\( z_{0.995} = 2.58, z_{0.99} = 2.33, z_{0.975} = 1.96, z_{0.95} = 1.65, z_{0.90} = 1.28, z_{0.80} = 0.84 \).

In SAS, the PROBIT function is available to generate percentiles from the standard normal distribution function, e.g., Z = PROBIT(0.99) yields a value of 2.33 for Z. So, if you ever need to generate z-values you can get SAS to do this for you.

It is important to realize that sample size calculations are approximations. The assumptions that are made for the sample size calculation, e.g., the standard deviation of an outcome variable or the proportion of patients who succeed with placebo, may not hold exactly.

Also, we may base the sample size calculation on a t statistic for a hypothesis test, which assumes an exact normal distribution of the outcome variable when it only may be approximately normal.
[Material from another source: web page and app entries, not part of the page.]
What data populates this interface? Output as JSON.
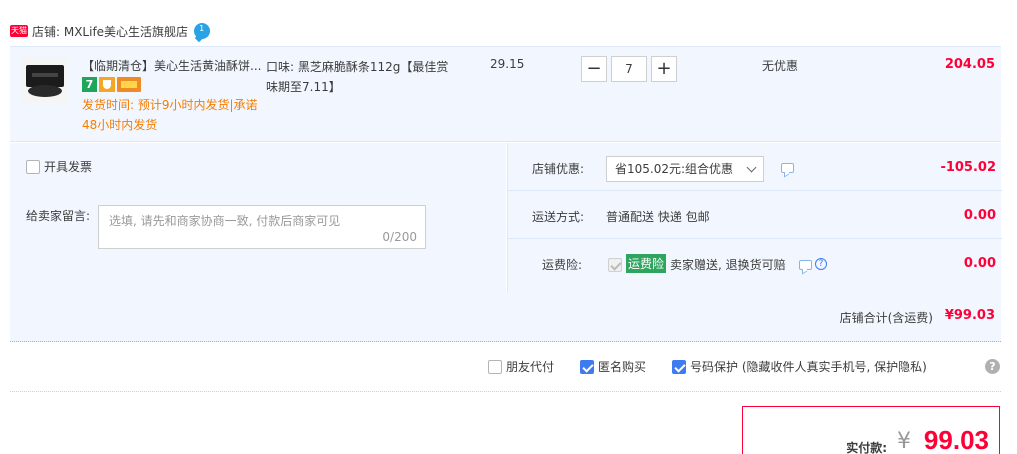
{
  "shop": {
    "badge": "天猫",
    "name": "店铺: MXLife美心生活旗舰店",
    "ww_badge": "1"
  },
  "item": {
    "title": "【临期清仓】美心生活黄油酥饼...",
    "shipping_time": "发货时间: 预计9小时内发货|承诺48小时内发货",
    "spec": "口味: 黑芝麻脆酥条112g【最佳赏味期至7.11】",
    "unit_price": "29.15",
    "quantity": "7",
    "qty_minus": "−",
    "qty_plus": "+",
    "discount_text": "无优惠",
    "subtotal": "204.05"
  },
  "invoice": {
    "label": "开具发票",
    "checked": false
  },
  "message": {
    "label": "给卖家留言:",
    "placeholder": "选填, 请先和商家协商一致, 付款后商家可见",
    "counter": "0/200"
  },
  "shop_discount": {
    "label": "店铺优惠:",
    "selected": "省105.02元:组合优惠",
    "amount": "-105.02"
  },
  "delivery": {
    "label": "运送方式:",
    "value": "普通配送 快递 包邮",
    "amount": "0.00"
  },
  "insurance": {
    "label": "运费险:",
    "badge": "运费险",
    "text": "卖家赠送, 退换货可赔",
    "help": "?",
    "amount": "0.00"
  },
  "shop_total": {
    "label": "店铺合计(含运费)",
    "amount": "¥99.03"
  },
  "extras": {
    "friend_pay": {
      "label": "朋友代付",
      "checked": false
    },
    "anonymous": {
      "label": "匿名购买",
      "checked": true
    },
    "phone_protect": {
      "label": "号码保护 (隐藏收件人真实手机号, 保护隐私)",
      "checked": true
    },
    "help": "?"
  },
  "payment": {
    "label": "实付款:",
    "currency": "¥",
    "amount": "99.03"
  },
  "colors": {
    "accent_red": "#ff0036",
    "panel_blue": "#f2f7ff",
    "check_blue": "#3c7cf0",
    "ship_orange": "#f57c00",
    "insurance_green": "#2ea55f"
  }
}
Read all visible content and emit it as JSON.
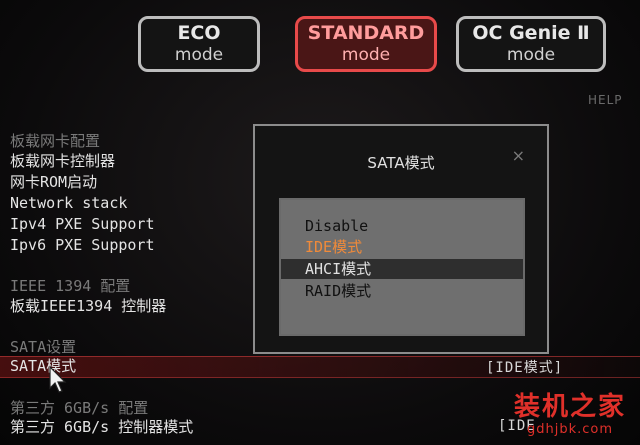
{
  "modes": [
    {
      "line1": "ECO",
      "line2": "mode"
    },
    {
      "line1": "STANDARD",
      "line2": "mode"
    },
    {
      "line1": "OC Genie Ⅱ",
      "line2": "mode"
    }
  ],
  "help": "HELP",
  "menu": {
    "onboard_lan_header": "板载网卡配置",
    "onboard_lan_controller": "板载网卡控制器",
    "lan_rom": "网卡ROM启动",
    "network_stack": "Network stack",
    "ipv4_pxe": "Ipv4 PXE Support",
    "ipv6_pxe": "Ipv6 PXE Support",
    "ieee_header": "IEEE 1394 配置",
    "ieee_controller": "板载IEEE1394 控制器",
    "sata_header": "SATA设置",
    "sata_mode": "SATA模式",
    "sata_mode_value": "[IDE模式]",
    "third_party_header": "第三方 6GB/s 配置",
    "third_party_mode": "第三方 6GB/s 控制器模式",
    "third_party_value": "[IDE"
  },
  "dialog": {
    "title": "SATA模式",
    "close": "×",
    "options": [
      "Disable",
      "IDE模式",
      "AHCI模式",
      "RAID模式"
    ]
  },
  "watermark": {
    "line1": "装机之家",
    "line2": "gdhjbk.com"
  }
}
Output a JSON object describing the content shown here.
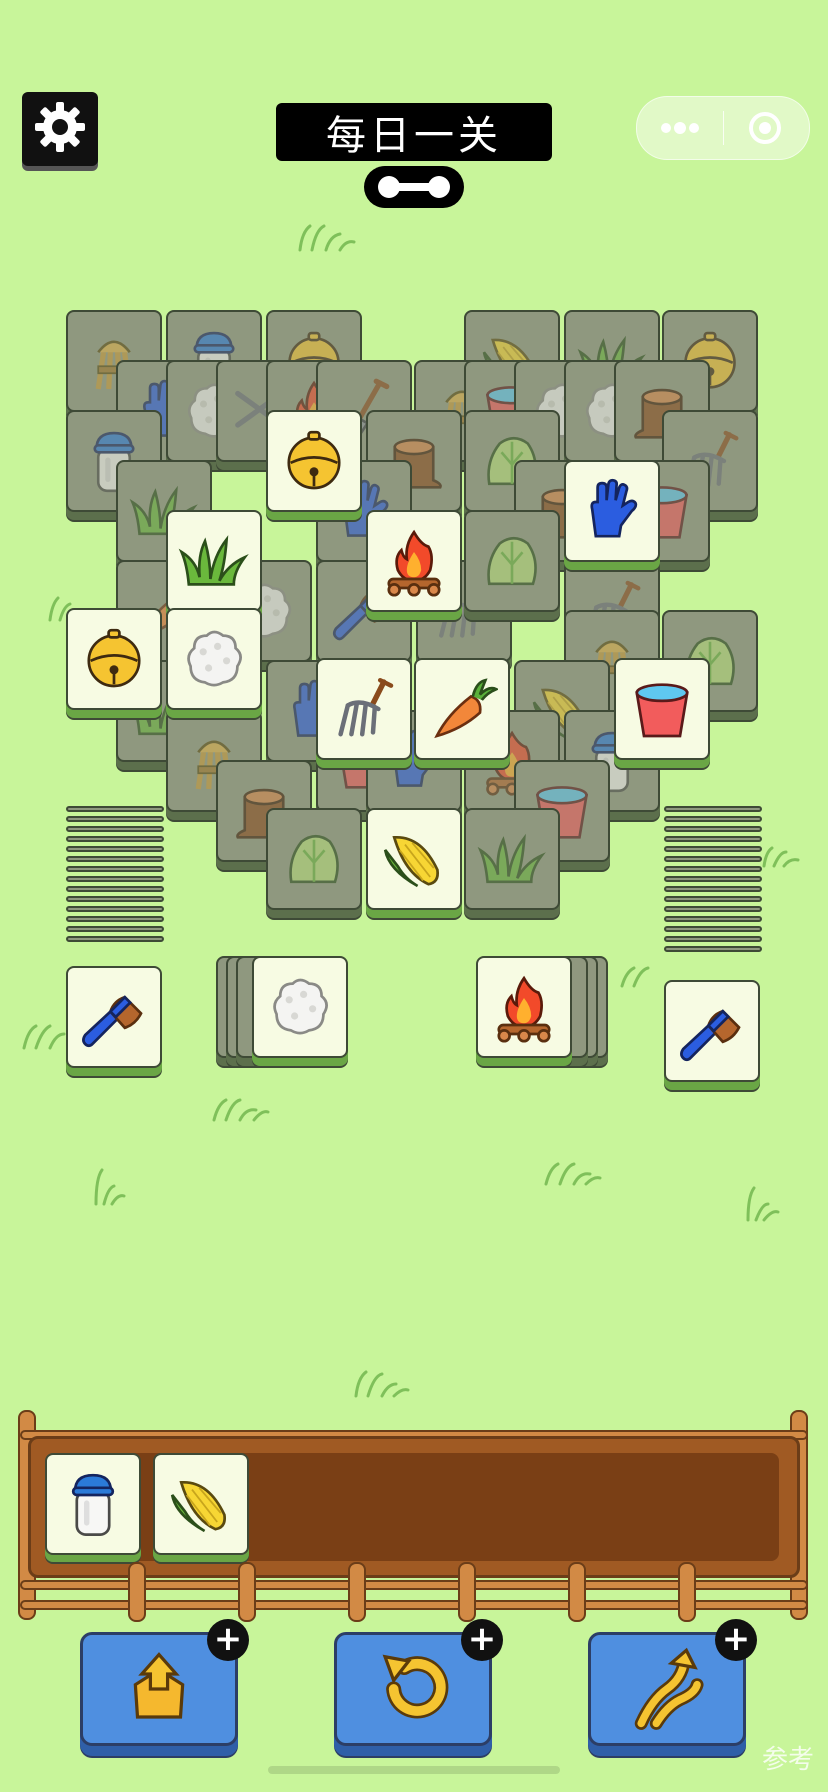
{
  "header": {
    "title": "每日一关",
    "settings_icon": "gear-icon",
    "progress_icon": "progress-pill-icon",
    "capsule_more_icon": "more-dots-icon",
    "capsule_close_icon": "target-circle-icon"
  },
  "board": {
    "tiles": [
      {
        "item": "wheat",
        "state": "covered"
      },
      {
        "item": "milk-jar",
        "state": "covered"
      },
      {
        "item": "bell",
        "state": "covered"
      },
      {
        "item": "corn",
        "state": "covered"
      },
      {
        "item": "grass",
        "state": "covered"
      },
      {
        "item": "bell",
        "state": "covered"
      },
      {
        "item": "glove",
        "state": "covered"
      },
      {
        "item": "rice",
        "state": "covered"
      },
      {
        "item": "scissors",
        "state": "covered"
      },
      {
        "item": "fire",
        "state": "covered"
      },
      {
        "item": "shovel",
        "state": "covered"
      },
      {
        "item": "wheat",
        "state": "covered"
      },
      {
        "item": "bucket",
        "state": "covered"
      },
      {
        "item": "rice",
        "state": "covered"
      },
      {
        "item": "rice",
        "state": "covered"
      },
      {
        "item": "stump",
        "state": "covered"
      },
      {
        "item": "milk-jar",
        "state": "covered"
      },
      {
        "item": "cabbage",
        "state": "covered"
      },
      {
        "item": "stump",
        "state": "covered"
      },
      {
        "item": "fork",
        "state": "covered"
      },
      {
        "item": "bell",
        "state": "open"
      },
      {
        "item": "glove",
        "state": "open"
      },
      {
        "item": "grass",
        "state": "open"
      },
      {
        "item": "fire",
        "state": "open"
      },
      {
        "item": "bell",
        "state": "open"
      },
      {
        "item": "rice",
        "state": "open"
      },
      {
        "item": "fork",
        "state": "open"
      },
      {
        "item": "carrot",
        "state": "open"
      },
      {
        "item": "bucket",
        "state": "open"
      },
      {
        "item": "wheat",
        "state": "covered"
      },
      {
        "item": "cabbage",
        "state": "covered"
      },
      {
        "item": "wheat",
        "state": "covered"
      },
      {
        "item": "stump",
        "state": "covered"
      },
      {
        "item": "milk-jar",
        "state": "covered"
      },
      {
        "item": "bucket",
        "state": "covered"
      },
      {
        "item": "cabbage",
        "state": "covered"
      },
      {
        "item": "corn",
        "state": "open"
      },
      {
        "item": "grass",
        "state": "covered"
      }
    ]
  },
  "side_stacks": [
    {
      "position": "left",
      "top_item": "brush"
    },
    {
      "position": "center-left",
      "top_item": "rice"
    },
    {
      "position": "center-right",
      "top_item": "fire"
    },
    {
      "position": "right",
      "top_item": "brush"
    }
  ],
  "tray": {
    "capacity": 7,
    "slots": [
      {
        "item": "milk-jar"
      },
      {
        "item": "corn"
      }
    ]
  },
  "powerups": [
    {
      "name": "move-out",
      "icon": "move-out-icon",
      "plus": "+"
    },
    {
      "name": "undo",
      "icon": "undo-icon",
      "plus": "+"
    },
    {
      "name": "shuffle",
      "icon": "shuffle-icon",
      "plus": "+"
    }
  ],
  "watermark": "参考"
}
In addition,  there will be loss-to-follow-up, so not all of the subjects who initiate the study will provide complete data. .Some will deviate from the protocol, including not taking the assigned treatment or adding on a treatment.  Sample size calculations and recruitment of subjects should reflect these anticipated realities.

Learning objectives & outcomes

Upon completion of this week's lessons, you should be able to do the following:

  • Identify studies for which sample size is an important issue.
  • Estimate the sample size required for a confidence interval for p for given δ and α, using normal approximation and Fisher's exact methods.
  • Estimate the sample size required for a confidence interval for μ for given δ and α, using normal approximation when the sample size is relatively large.
  • Estimate the sample size required for a test of H0 : μ1 = μ2  to have (1 - β) % power for given δ and α, using normal approximation, with equal or unequal allocation.
  • Estimate the sample size required for a test of H0 : p1 = p2 for given δ and α and β, using normal approximation and Fisher's exact methods.
  • Use a SAS program to estimate the number of events required for a logrank comparison of two hazard functions to have (1 - β) % power with given α
  • Use Poisson probability methods to determine the cohort size required to have a certain probability of detecting a rare event that occurs at a rate = ξ.
  • Adjust sample size requirements to account for multiple comparisons and the anticipated withdrawal rate.


Friedman, Furberg, DeMets, Reboussin and Granger. (2015) Sample size. In: FFDRG.  Fundamentals of Clinical Trials. 5th ed. Switzerland: Springer.

Piantadosi Steven. (2005) Sample size and power. In: Piantadosi Steven. Clinical Trials: A Methodologic Perspective. 2nd ed. Hoboken, NJ: John Wiley and Sons, Inc.

Wittes, Janet. (2002) "Sample Size Calculations for Randomized Controlled Trials." Epidemiologic Reviews. Vol. 24. No 1. pp. 39-53.